Nan-Nan always had the answers (and still does, quite frankly, to this day). She knew exactly what she was giving me as a university going-away present. A slow cooker! (They may be more commonly known by their brand-name, Crock Pot). She explained to me that they’re a life-saver… you can throw literally whatever you want into the slow cooker at the start of your day, turn it on, leave, and by the end of the day, your complete meal is ready. I thought this was genius, obviously, and welcomed the idea completely. And trust me, my roommate and I made fantastic use of this Crock Pot right from the getgo.
So this was an incredibly long introduction to my main point: slow cookers are probably the best tool for beginner cooks. They are so easy and so reliable. They are relatively inexpensive (you can get a really nice one for under 50 bucks) and you will use it countless times for the rest of your life. Roasts, stews, chili, you name it… a slow cooker can do it in the easiest way possible. And the best thing to do is to go out and buy a proper slow cooker cookbook, or to frequently visit www.crock-pot.com for recipes.

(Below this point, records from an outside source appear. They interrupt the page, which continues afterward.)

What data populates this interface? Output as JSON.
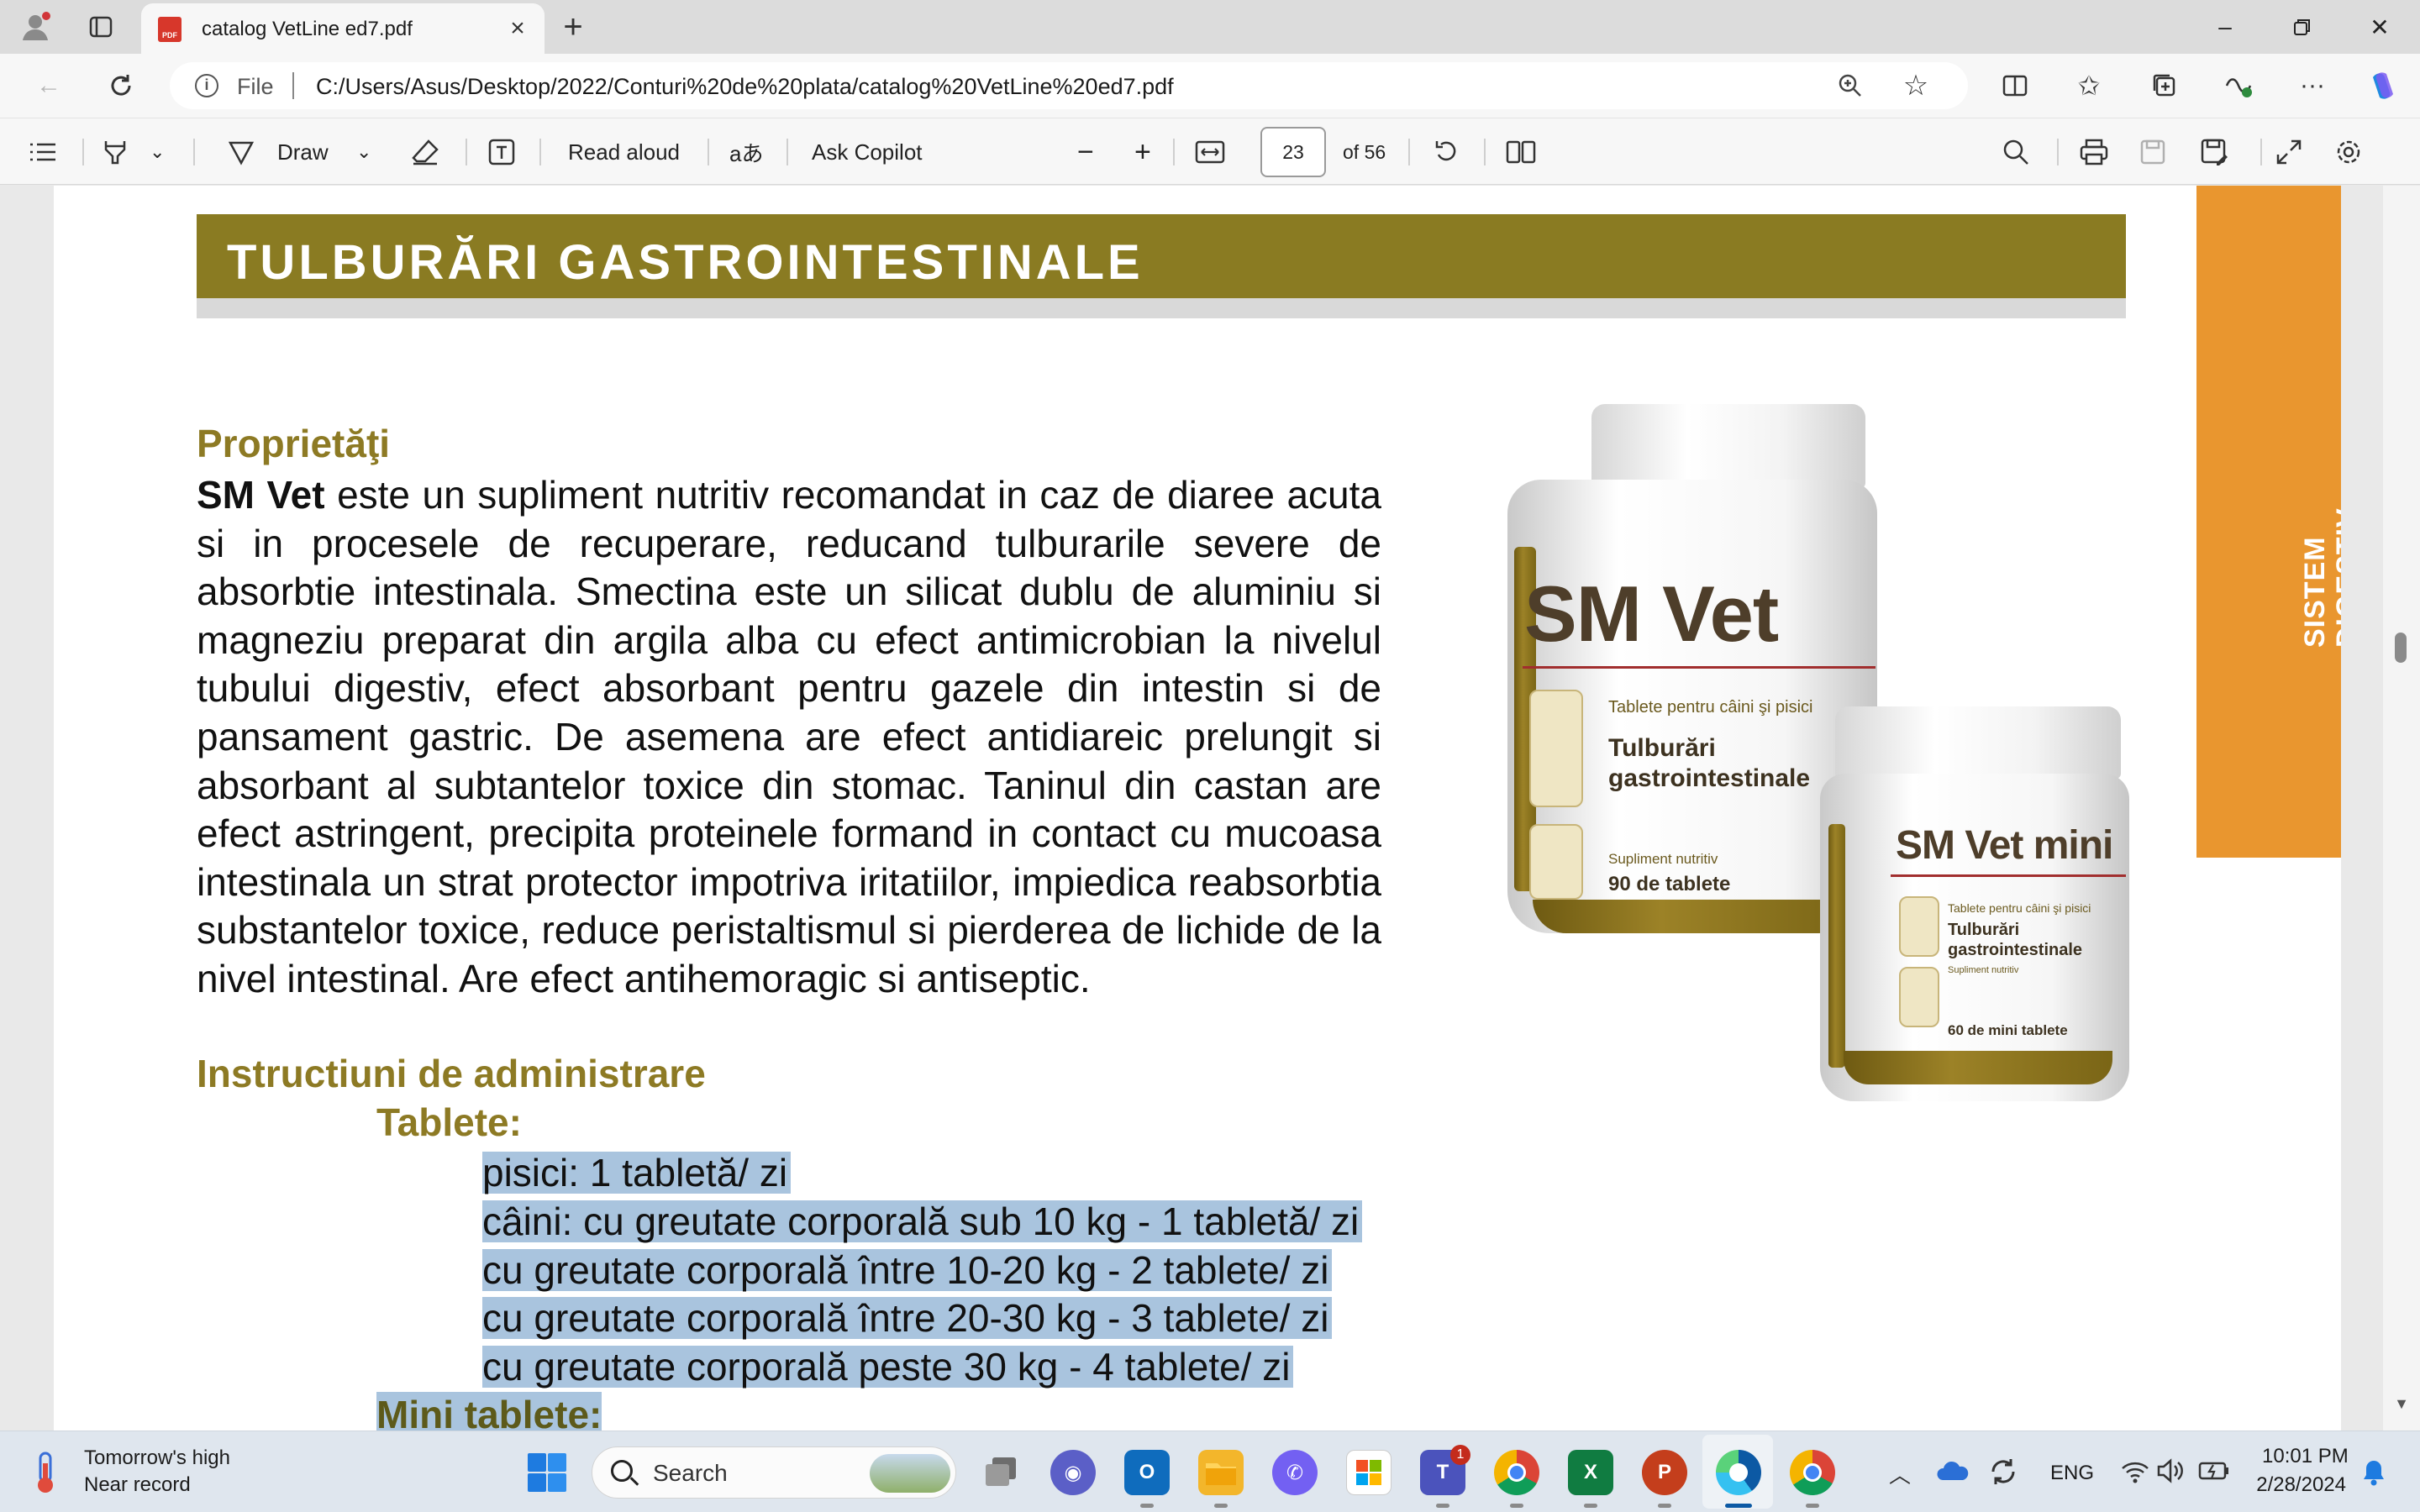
{
  "browser": {
    "tab_title": "catalog VetLine ed7.pdf",
    "tab_badge": "PDF",
    "file_label": "File",
    "url": "C:/Users/Asus/Desktop/2022/Conturi%20de%20plata/catalog%20VetLine%20ed7.pdf"
  },
  "pdf_toolbar": {
    "draw_label": "Draw",
    "read_aloud_label": "Read aloud",
    "translate_glyph": "aあ",
    "ask_copilot_label": "Ask Copilot",
    "current_page": "23",
    "total_pages": "of 56"
  },
  "page": {
    "banner_title": "TULBURĂRI GASTROINTESTINALE",
    "side_tab_line1": "SISTEM",
    "side_tab_line2": "DIGESTIV",
    "section1_heading": "Proprietăţi",
    "section1_lead_bold": "SM Vet",
    "section1_body": " este un supliment nutritiv recomandat in caz de diaree acuta si in procesele de recuperare, reducand tulburarile severe de absorbtie intestinala. Smectina este un silicat dublu de aluminiu si magneziu preparat din argila alba cu efect antimicrobian la nivelul tubului digestiv, efect absorbant pentru gazele din intestin si de pansament gastric. De asemena are efect antidiareic prelungit si absorbant al subtantelor toxice din stomac. Taninul din castan are efect astringent, precipita proteinele formand in contact cu mucoasa intestinala un strat protector impotriva iritatiilor, impiedica reabsorbtia substantelor toxice, reduce peristaltismul si pierderea de lichide de la nivel intestinal. Are efect antihemoragic si antiseptic.",
    "section2_heading": "Instructiuni de administrare",
    "tablets_heading": "Tablete:",
    "dosage_lines": [
      "pisici: 1 tabletă/ zi",
      "câini: cu greutate corporală sub 10 kg - 1 tabletă/ zi",
      "cu greutate corporală între 10-20 kg - 2 tablete/ zi",
      "cu greutate corporală între 20-30 kg - 3 tablete/ zi",
      "cu greutate corporală peste 30 kg - 4 tablete/ zi"
    ],
    "mini_tablets_heading": "Mini tablete:",
    "product_large": {
      "name": "SM Vet",
      "subtitle": "Tablete pentru câini şi pisici",
      "purpose_line1": "Tulburări",
      "purpose_line2": "gastrointestinale",
      "supplement": "Supliment nutritiv",
      "count": "90 de tablete"
    },
    "product_small": {
      "name": "SM Vet mini",
      "subtitle": "Tablete pentru câini şi pisici",
      "purpose_line1": "Tulburări",
      "purpose_line2": "gastrointestinale",
      "supplement": "Supliment nutritiv",
      "count": "60 de mini tablete"
    }
  },
  "taskbar": {
    "weather_line1": "Tomorrow's high",
    "weather_line2": "Near record",
    "search_placeholder": "Search",
    "teams_badge": "1",
    "language": "ENG",
    "time": "10:01 PM",
    "date": "2/28/2024"
  },
  "colors": {
    "banner_olive": "#8a7b22",
    "heading_olive": "#8d7a24",
    "side_tab_orange": "#e9962f",
    "selection_blue": "#a9c4de"
  }
}
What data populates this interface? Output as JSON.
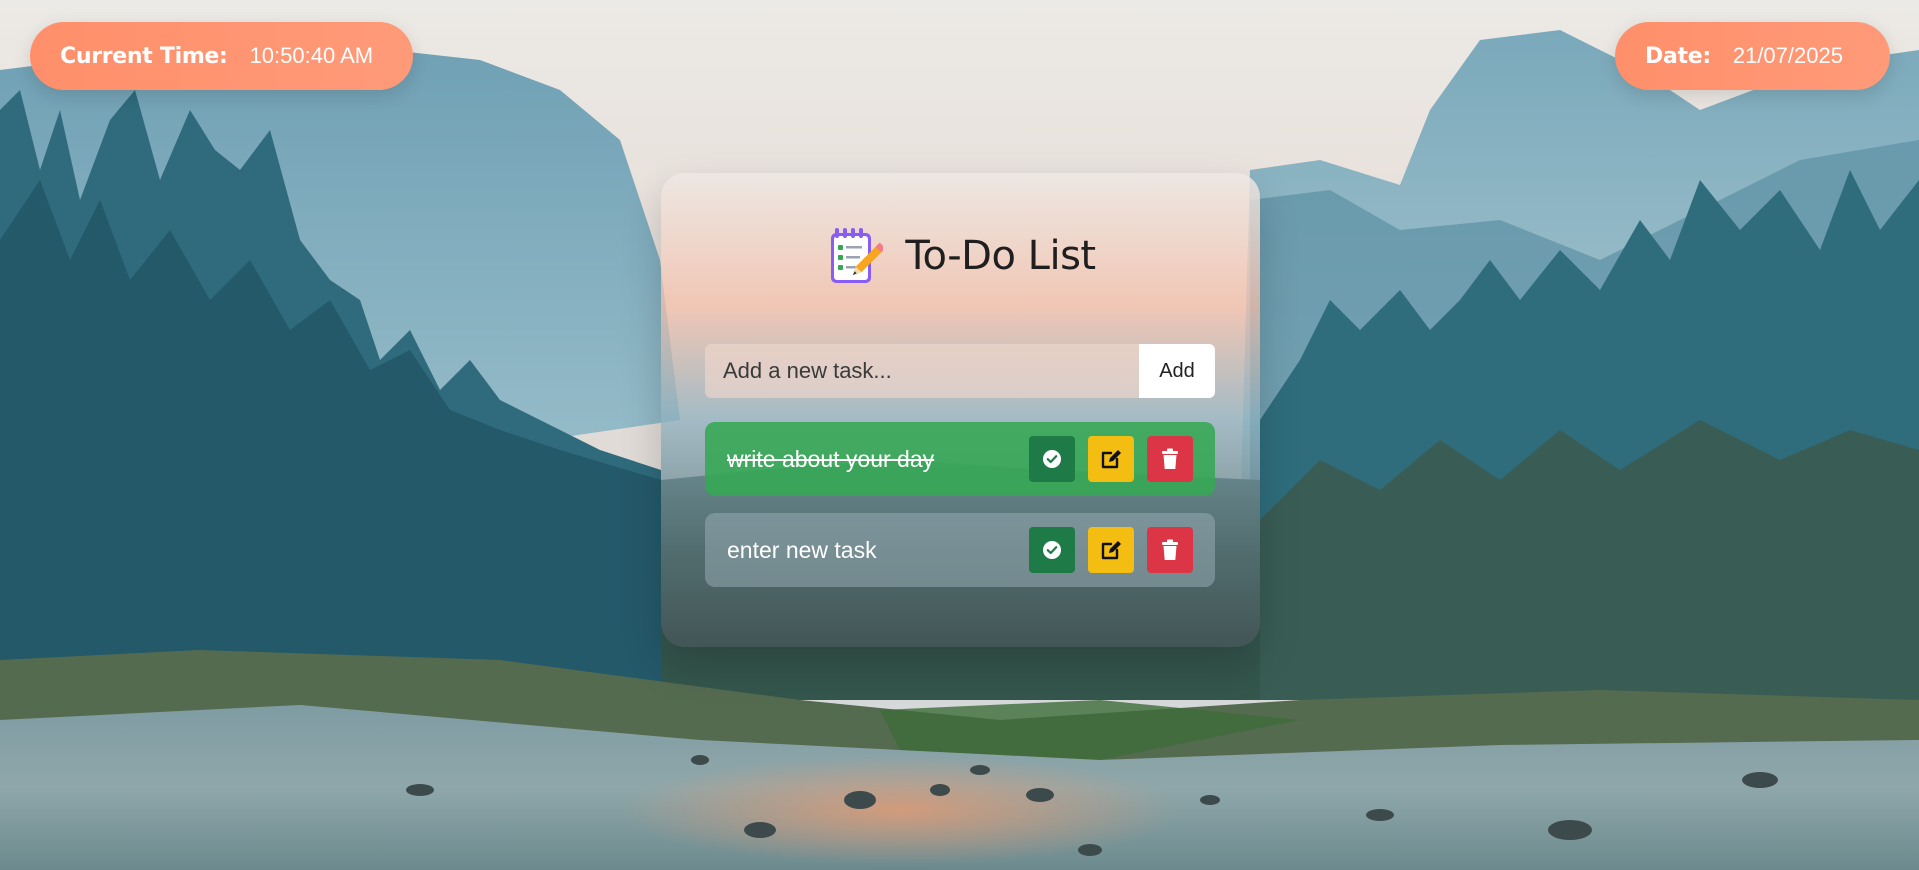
{
  "clock": {
    "label": "Current Time:",
    "value": "10:50:40 AM"
  },
  "date": {
    "label": "Date:",
    "value": "21/07/2025"
  },
  "app": {
    "icon": "notepad-icon",
    "title": "To-Do List"
  },
  "new_task": {
    "placeholder": "Add a new task...",
    "value": "",
    "add_label": "Add"
  },
  "tasks": [
    {
      "text": "write about your day",
      "completed": true
    },
    {
      "text": "enter new task",
      "completed": false
    }
  ],
  "colors": {
    "pill": "#ff8f6b",
    "completed_task": "#34a853",
    "complete_button": "#1e7a47",
    "edit_button": "#f4bd12",
    "delete_button": "#dc3545"
  },
  "icons": {
    "complete": "check-circle-icon",
    "edit": "edit-icon",
    "delete": "trash-icon"
  }
}
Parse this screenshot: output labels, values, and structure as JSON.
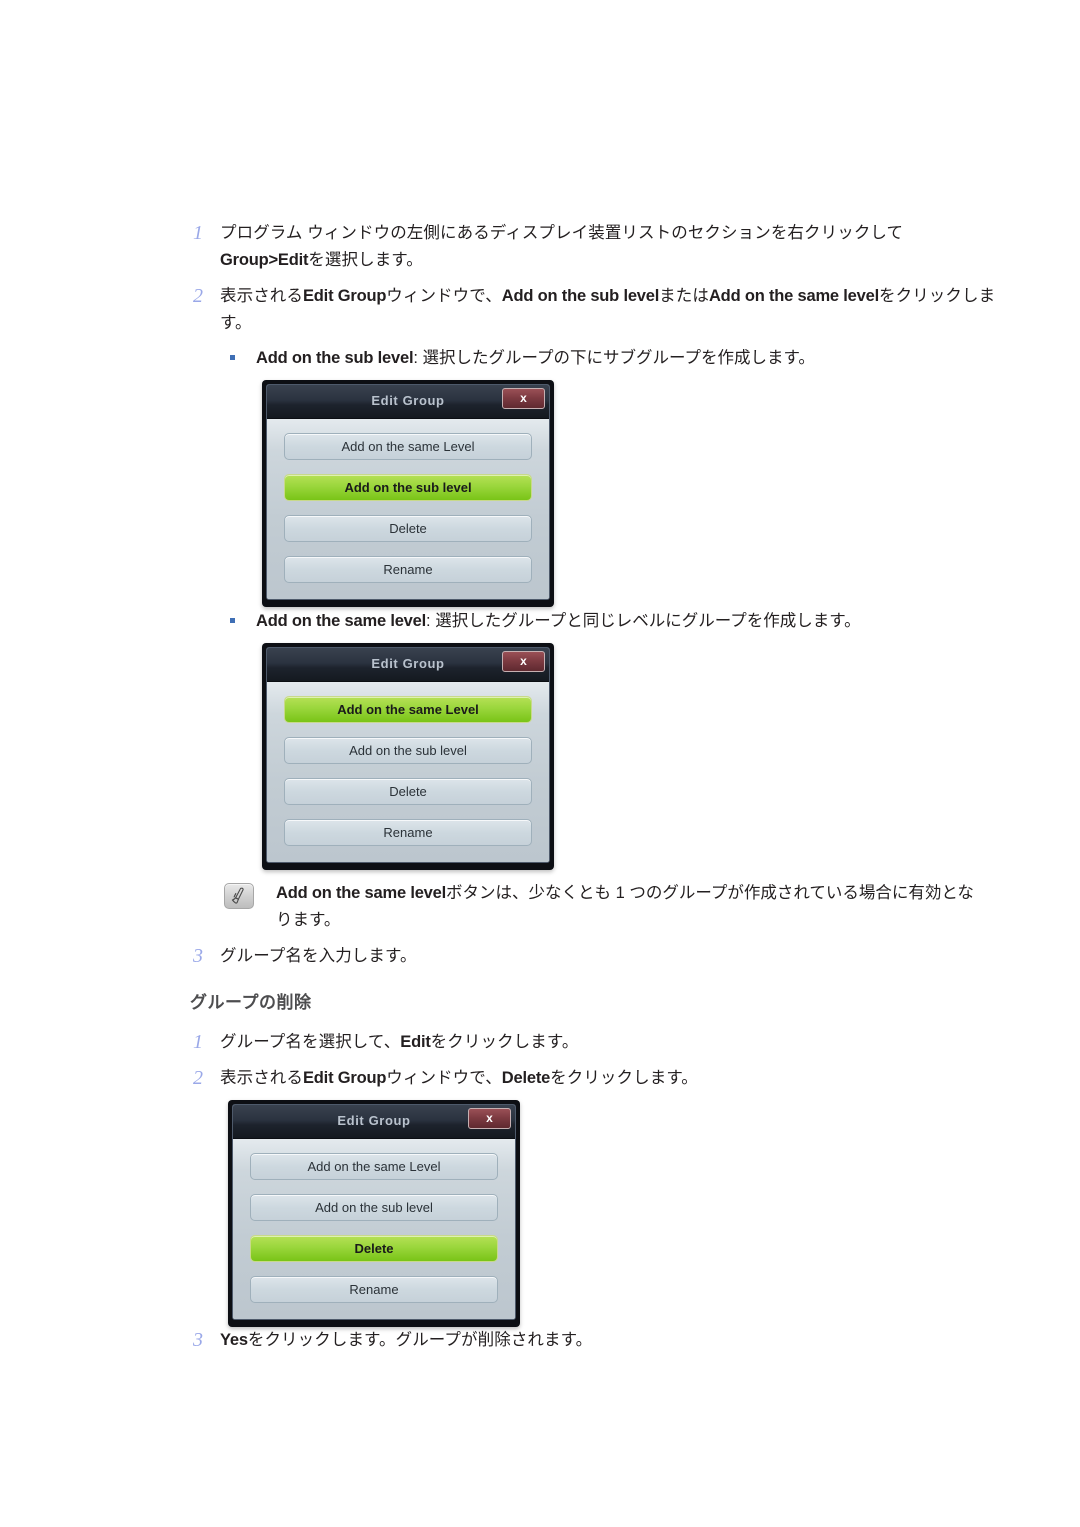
{
  "steps_create": [
    {
      "num": "1",
      "line1_pre": "プログラム ウィンドウの左側にあるディスプレイ装置リストのセクションを右クリックして",
      "line2_en": "Group>Edit",
      "line2_post": "を選択します。"
    },
    {
      "num": "2",
      "pre": "表示される",
      "en1": "Edit Group",
      "mid1": "ウィンドウで、",
      "en2": "Add on the sub level",
      "mid2": "または",
      "en3": "Add on the same level",
      "post": "をクリックします。"
    },
    {
      "num": "3",
      "text": "グループ名を入力します。"
    }
  ],
  "bullets": [
    {
      "en": "Add on the sub level",
      "jp": ": 選択したグループの下にサブグループを作成します。"
    },
    {
      "en": "Add on the same level",
      "jp": ": 選択したグループと同じレベルにグループを作成します。"
    }
  ],
  "note": {
    "icon": "note-pencil-icon",
    "en": "Add on the same level",
    "line1": "ボタンは、少なくとも 1 つのグループが作成されている場合に有効とな",
    "line2": "ります。"
  },
  "section_delete": {
    "heading": "グループの削除",
    "steps": [
      {
        "num": "1",
        "pre": "グループ名を選択して、",
        "en": "Edit",
        "post": "をクリックします。"
      },
      {
        "num": "2",
        "pre": "表示される",
        "en1": "Edit Group",
        "mid": "ウィンドウで、",
        "en2": "Delete",
        "post": "をクリックします。"
      },
      {
        "num": "3",
        "en": "Yes",
        "post": "をクリックします。グループが削除されます。"
      }
    ]
  },
  "dialogs": [
    {
      "title": "Edit Group",
      "close_label": "x",
      "buttons": [
        {
          "label": "Add on the same Level",
          "selected": false
        },
        {
          "label": "Add on the sub level",
          "selected": true
        },
        {
          "label": "Delete",
          "selected": false
        },
        {
          "label": "Rename",
          "selected": false
        }
      ]
    },
    {
      "title": "Edit Group",
      "close_label": "x",
      "buttons": [
        {
          "label": "Add on the same Level",
          "selected": true
        },
        {
          "label": "Add on the sub level",
          "selected": false
        },
        {
          "label": "Delete",
          "selected": false
        },
        {
          "label": "Rename",
          "selected": false
        }
      ]
    },
    {
      "title": "Edit Group",
      "close_label": "x",
      "buttons": [
        {
          "label": "Add on the same Level",
          "selected": false
        },
        {
          "label": "Add on the sub level",
          "selected": false
        },
        {
          "label": "Delete",
          "selected": true
        },
        {
          "label": "Rename",
          "selected": false
        }
      ]
    }
  ],
  "theme": {
    "accent_green": "#9ad63c",
    "step_number_color": "#9aa8e8",
    "bullet_color": "#3f6fb5",
    "heading_color": "#4d4d4f",
    "dialog_title_bg": "#2b3340",
    "close_button_bg": "#7e3b42"
  }
}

So what’s on the menu today? A delicious-looking recipe from my very own Crock-Pot cookbook, and geniously borrowed from http://www.corriecooks.com/, called Spicy Cheese Soup. I cut this one in half because it just sounded way too big. You’ll soon learn that I love spice (friends always comment on the “kick” in my cooking) and I adore cheese, so this recipe was right up my alley. It’s also got a twist of Mexican in it, and, well… working at Feleena’s for three years definitely has created a bias.
Combine cheese, beef, corn, beans, jalapeño if using, tomatoes, and taco seasoning in slow cooker. Cover and cook on Low for 4 to 5 hours or on High for 3 hours. Serve with corn chips, if desired.
And this recipe is super easy (like all slow cooker recipes) too! Honestly, it doesn’t need much comment, as it’s so simple… I just went to the grocery store to pick up the specifics. I will add, however, that the cheese melts and adds to the soupy texture, so don’t worry about the chunks. And make sure you pre-cook the beef. And that the jalapeños are a must.
There you have it. Buy a slow cooker, get a slow cooker cookbook, and you’re practically a chef. That’s exactly what my cousin got in our family Christmas gift exchange last year! I’m sure she can attest that they’re the best addition to your kitchen.